“It had a lot to do with the fact that anyone in the neighborhood could file an appeal of any decision (of the design commission), for a small fee,” he said.
Such appeals, [the project manager] noted, could have derailed the project.
The commission’s design review process also could have been longer, he said. And that would have made a huge difference because city building permit fees increased on July 1. Because the team applied before fees increased, [the project manager] estimates that it saved $56,000. The permit for construction was issued Nov. 17.Anyone can appeal anything for any reason, at low cost. Even if the appeals are eventually rejected by the Design Commission that can drag out the review process for months. That by itself is enough to kill projects. The net result is a regular review track heavily weighted towards preserving the status quo, even when that means keeping an empty lot at an address with a walk score of 92 in an area targeted for major transit infrastructure.

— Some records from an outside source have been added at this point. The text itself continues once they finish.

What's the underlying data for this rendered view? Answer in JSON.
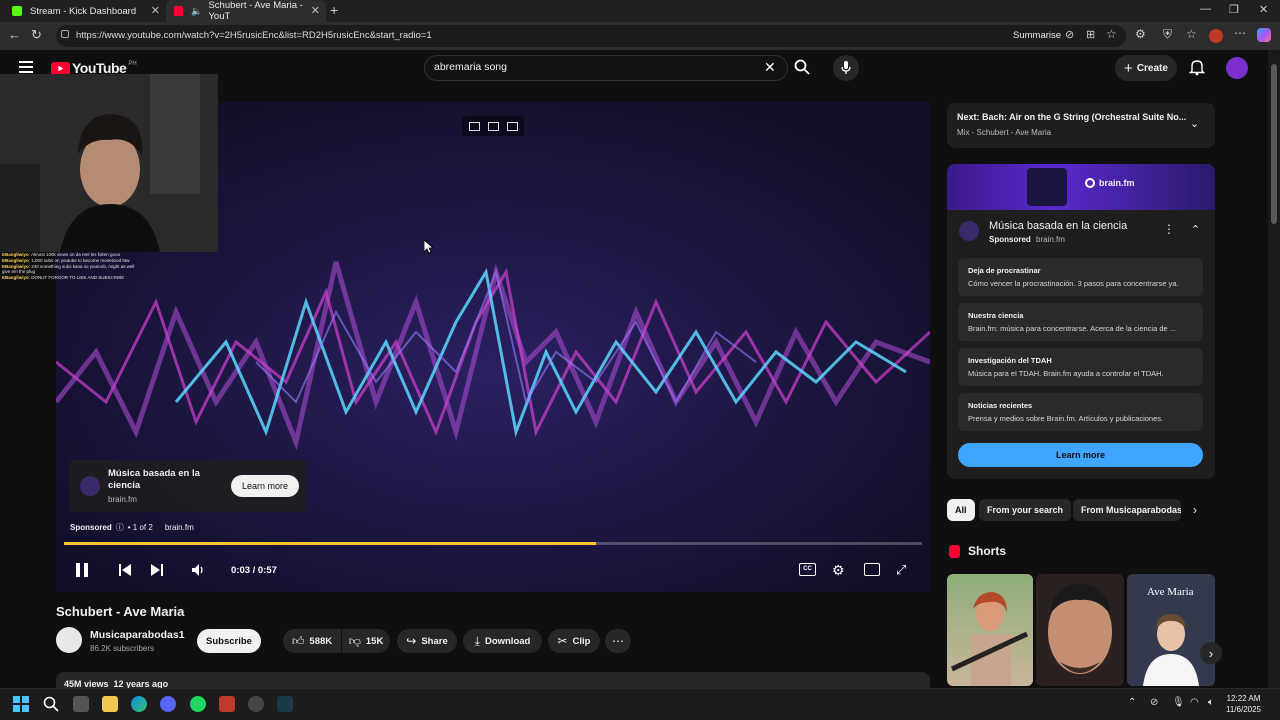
{
  "browser": {
    "tabs": [
      {
        "label": "Stream - Kick Dashboard",
        "icon": "kick-icon",
        "active": false
      },
      {
        "label": "Schubert - Ave Maria - YouT",
        "icon": "youtube-icon",
        "active": true
      }
    ],
    "url": "https://www.youtube.com/watch?v=2H5rusicEnc&list=RD2H5rusicEnc&start_radio=1",
    "summarise_label": "Summarise"
  },
  "youtube": {
    "logo_text": "YouTube",
    "country": "PH",
    "search_value": "abremaria song",
    "create_label": "Create"
  },
  "stream_chat": [
    {
      "user": "EBangliwiyo",
      "text": ": Almost 100k views on da reel les foken gooo"
    },
    {
      "user": "EBangliwiyo",
      "text": ": 1,000 subs on youtube to become monetized btw"
    },
    {
      "user": "EBangliwiyo",
      "text": ": 230 something subs kana so youtoob, might as well give em the plug"
    },
    {
      "user": "EBangliwiyo",
      "text": ": DONUT FORGOR TO LIEK AND SUBSCRIBE"
    }
  ],
  "player": {
    "ad_title": "Música basada en la ciencia",
    "ad_domain": "brain.fm",
    "ad_cta": "Learn more",
    "sponsored": "Sponsored",
    "ad_count": "• 1 of 2",
    "ad_site": "brain.fm",
    "time": "0:03 / 0:57",
    "progress": 0.62
  },
  "video": {
    "title": "Schubert - Ave Maria",
    "channel": "Musicaparabodas1",
    "subscribers": "86.2K subscribers",
    "subscribe_label": "Subscribe",
    "likes": "588K",
    "dislikes": "15K",
    "share": "Share",
    "download": "Download",
    "clip": "Clip",
    "meta": "45M views  12 years ago"
  },
  "sidebar": {
    "next_label": "Next:",
    "next_title": "Bach: Air on the G String (Orchestral Suite No...",
    "next_sub": "Mix - Schubert - Ave Maria",
    "ad_brand": "brain.fm",
    "ad_title": "Música basada en la ciencia",
    "ad_sponsored": "Sponsored",
    "ad_domain": "brain.fm",
    "ad_links": [
      {
        "title": "Deja de procrastinar",
        "desc": "Cómo vencer la procrastinación. 3 pasos para concentrarse ya."
      },
      {
        "title": "Nuestra ciencia",
        "desc": "Brain.fm: música para concentrarse. Acerca de la ciencia de ..."
      },
      {
        "title": "Investigación del TDAH",
        "desc": "Música para el TDAH. Brain.fm ayuda a controlar el TDAH."
      },
      {
        "title": "Noticias recientes",
        "desc": "Prensa y medios sobre Brain.fm. Artículos y publicaciones."
      }
    ],
    "learn_more": "Learn more",
    "chips": [
      "All",
      "From your search",
      "From Musicaparabodas"
    ],
    "shorts_title": "Shorts",
    "short_overlay_text": "Ave Maria"
  },
  "taskbar": {
    "time": "12:22 AM",
    "date": "11/6/2025"
  },
  "colors": {
    "accent_blue": "#3ea6ff",
    "progress_yellow": "#fbc530",
    "youtube_red": "#ff0033",
    "kick_green": "#53fc18"
  }
}
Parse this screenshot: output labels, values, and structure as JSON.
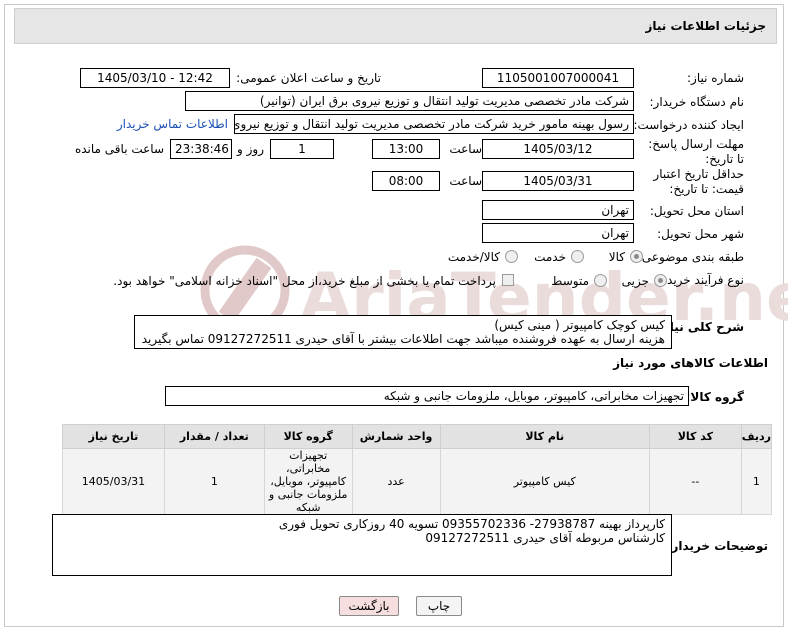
{
  "header": {
    "title": "جزئیات اطلاعات نیاز"
  },
  "fields": {
    "need_number_label": "شماره نیاز:",
    "need_number": "1105001007000041",
    "announce_label": "تاریخ و ساعت اعلان عمومی:",
    "announce_value": "1405/03/10 - 12:42",
    "buyer_org_label": "نام دستگاه خریدار:",
    "buyer_org": "شرکت مادر تخصصی مدیریت تولید  انتقال و توزیع نیروی برق ایران (توانیر)",
    "creator_label": "ایجاد کننده درخواست:",
    "creator": "رسول بهینه مامور خرید شرکت مادر تخصصی مدیریت تولید  انتقال و توزیع نیروی",
    "contact_link": "اطلاعات تماس خریدار",
    "reply_deadline_label": "مهلت ارسال پاسخ: تا تاریخ:",
    "reply_date": "1405/03/12",
    "time_label": "ساعت",
    "reply_time": "13:00",
    "days_value": "1",
    "days_label": "روز و",
    "remaining_value": "23:38:46",
    "remaining_label": "ساعت باقی مانده",
    "price_deadline_label": "حداقل تاریخ اعتبار قیمت: تا تاریخ:",
    "price_date": "1405/03/31",
    "price_time": "08:00",
    "province_label": "استان محل تحویل:",
    "province": "تهران",
    "city_label": "شهر محل تحویل:",
    "city": "تهران",
    "category_label": "طبقه بندی موضوعی:",
    "cat_goods": "کالا",
    "cat_service": "خدمت",
    "cat_both": "کالا/خدمت",
    "process_label": "نوع فرآیند خرید :",
    "proc_partial": "جزیی",
    "proc_medium": "متوسط",
    "payment_note": "پرداخت تمام یا بخشی از مبلغ خرید،از محل \"اسناد خزانه اسلامی\" خواهد بود.",
    "summary_label": "شرح کلی نیاز:",
    "summary_line1": "کیس کوچک کامپیوتر ( مینی کیس)",
    "summary_line2": "هزینه ارسال به عهده فروشنده میباشد جهت اطلاعات بیشتر با آقای حیدری  09127272511  تماس بگیرید",
    "goods_info_title": "اطلاعات کالاهای مورد نیاز",
    "goods_group_label": "گروه کالا:",
    "goods_group": "تجهیزات مخابراتی، کامپیوتر، موبایل، ملزومات جانبی و شبکه"
  },
  "table": {
    "headers": [
      "ردیف",
      "کد کالا",
      "نام کالا",
      "واحد شمارش",
      "گروه کالا",
      "تعداد / مقدار",
      "تاریخ نیاز"
    ],
    "rows": [
      [
        "1",
        "--",
        "کیس کامپیوتر",
        "عدد",
        "تجهیزات مخابراتی، کامپیوتر، موبایل، ملزومات جانبی و شبکه",
        "1",
        "1405/03/31"
      ]
    ]
  },
  "buyer_notes": {
    "label": "توضیحات خریدار:",
    "line1": "کارپرداز بهینه 27938787- 09355702336  تسویه 40 روزکاری تحویل فوری",
    "line2": "کارشناس مربوطه آقای حیدری  09127272511"
  },
  "buttons": {
    "print": "چاپ",
    "back": "بازگشت"
  },
  "watermark": "AriaTender.neT",
  "colors": {
    "header_bg": "#e6e6e6",
    "table_header_bg": "#e2e2e2",
    "link": "#1a4fb5",
    "back_button_bg": "#f7dede",
    "watermark": "#e2c9c9"
  }
}
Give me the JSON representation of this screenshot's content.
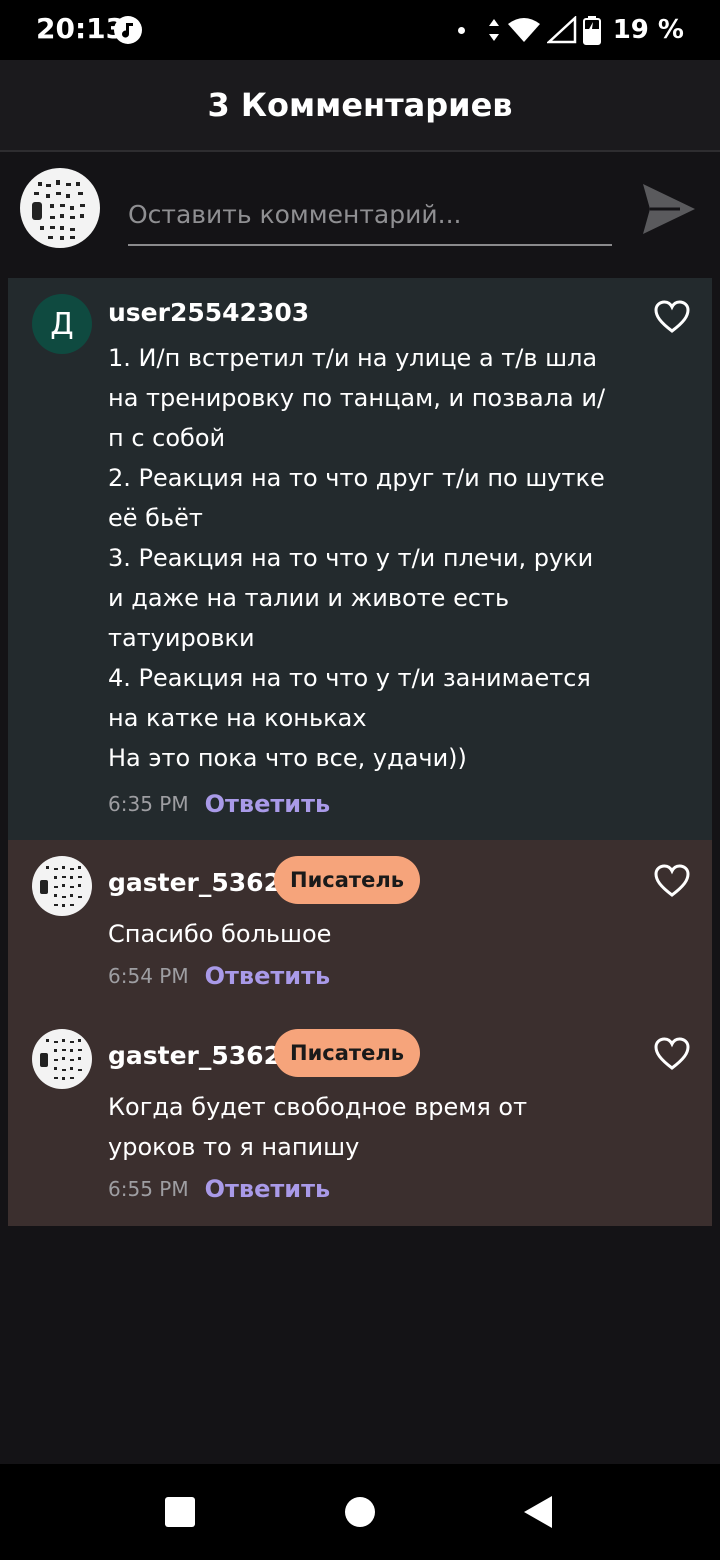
{
  "status": {
    "time": "20:13",
    "battery": "19 %"
  },
  "header": {
    "title": "3 Комментариев"
  },
  "composer": {
    "placeholder": "Оставить комментарий..."
  },
  "comments": [
    {
      "avatar_letter": "Д",
      "username": "user25542303",
      "badge": "",
      "lines": [
        "1. И/п встретил т/и на улице а т/в шла",
        "на тренировку по танцам, и позвала и/",
        "п с собой",
        "2. Реакция на то что друг т/и по шутке",
        "её бьёт",
        "3. Реакция на то что у т/и плечи, руки",
        "и даже на талии и животе есть",
        "татуировки",
        "4. Реакция на то что у т/и занимается",
        "на катке на коньках",
        "На это пока что все, удачи))"
      ],
      "time": "6:35 PM",
      "reply": "Ответить"
    },
    {
      "username": "gaster_5362",
      "badge": "Писатель",
      "lines": [
        "Спасибо большое"
      ],
      "time": "6:54 PM",
      "reply": "Ответить"
    },
    {
      "username": "gaster_5362",
      "badge": "Писатель",
      "lines": [
        "Когда будет свободное время от",
        "уроков то я напишу"
      ],
      "time": "6:55 PM",
      "reply": "Ответить"
    }
  ],
  "colors": {
    "background": "#141316",
    "comment_bg_author": "#232a2d",
    "comment_bg_writer": "#3b2f2e",
    "badge": "#f6a47b",
    "reply": "#a99ae8"
  },
  "icons": [
    "music-note-icon",
    "wifi-icon",
    "signal-icon",
    "battery-icon",
    "send-icon",
    "heart-icon"
  ]
}
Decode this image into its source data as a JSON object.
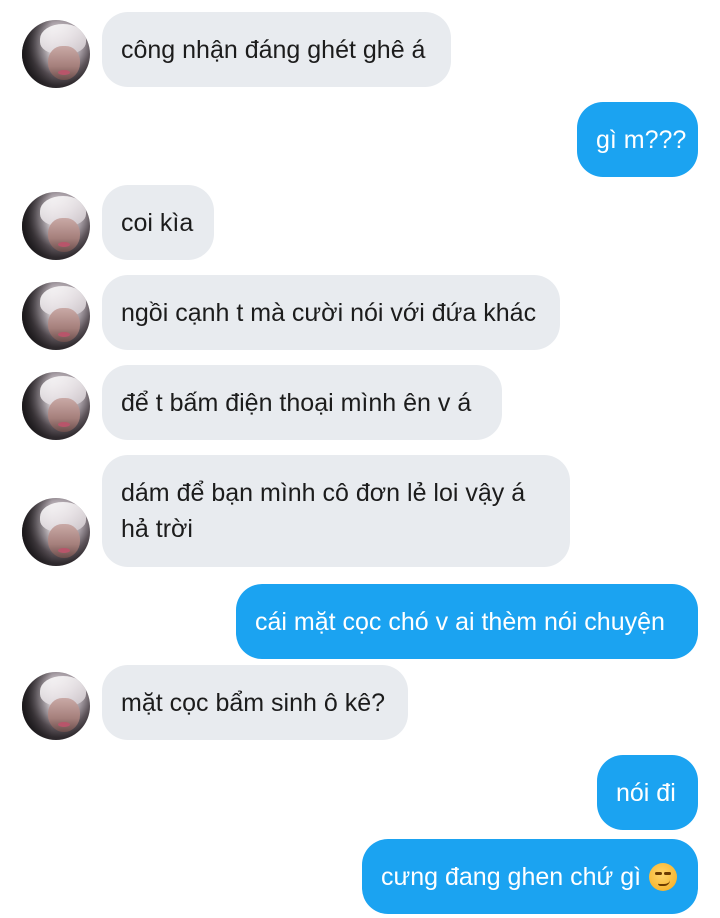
{
  "conversation": {
    "messages": [
      {
        "direction": "in",
        "text": "công nhận đáng ghét ghê á"
      },
      {
        "direction": "out",
        "text": "gì m???"
      },
      {
        "direction": "in",
        "text": "coi kìa"
      },
      {
        "direction": "in",
        "text": "ngồi cạnh t mà cười nói với đứa khác"
      },
      {
        "direction": "in",
        "text": "để t bấm điện thoại mình ên v á"
      },
      {
        "direction": "in",
        "text": "dám để bạn mình cô đơn lẻ loi vậy á hả trời"
      },
      {
        "direction": "out",
        "text": "cái mặt cọc chó v ai thèm nói chuyện"
      },
      {
        "direction": "in",
        "text": "mặt cọc bẩm sinh ô kê?"
      },
      {
        "direction": "out",
        "text": "nói đi"
      },
      {
        "direction": "out",
        "text": "cưng đang ghen chứ gì",
        "emoji": "smirking-face-icon"
      }
    ]
  },
  "colors": {
    "incoming_bubble": "#e8ebef",
    "outgoing_bubble": "#1ba3f1",
    "incoming_text": "#1c1c1c",
    "outgoing_text": "#ffffff",
    "background": "#ffffff"
  }
}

As a city with dreams of growth and density Portland needs to do better.